> _What to produce_
Restate the records so that not a single word differs.

> _Provided entries_
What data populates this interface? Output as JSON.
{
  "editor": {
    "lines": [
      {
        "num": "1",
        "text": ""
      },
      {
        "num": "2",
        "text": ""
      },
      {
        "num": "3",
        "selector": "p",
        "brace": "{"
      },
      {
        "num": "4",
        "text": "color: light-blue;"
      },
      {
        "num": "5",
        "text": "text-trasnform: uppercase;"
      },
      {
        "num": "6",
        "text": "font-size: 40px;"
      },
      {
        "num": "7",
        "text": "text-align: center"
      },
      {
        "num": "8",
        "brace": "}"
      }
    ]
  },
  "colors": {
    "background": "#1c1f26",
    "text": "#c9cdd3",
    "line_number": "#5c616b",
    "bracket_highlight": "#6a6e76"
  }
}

> _Result of this task_
What data populates this interface? Output as JSON.
{
  "editor": {
    "lines": [
      {
        "num": "1",
        "text": ""
      },
      {
        "num": "2",
        "text": ""
      },
      {
        "num": "3",
        "selector": "p",
        "brace": "{"
      },
      {
        "num": "4",
        "text": "color: light-blue;"
      },
      {
        "num": "5",
        "text": "text-trasnform: uppercase;"
      },
      {
        "num": "6",
        "text": "font-size: 40px;"
      },
      {
        "num": "7",
        "text": "text-align: center"
      },
      {
        "num": "8",
        "brace": "}"
      }
    ]
  },
  "colors": {
    "background": "#1c1f26",
    "text": "#c9cdd3",
    "line_number": "#5c616b",
    "bracket_highlight": "#6a6e76"
  }
}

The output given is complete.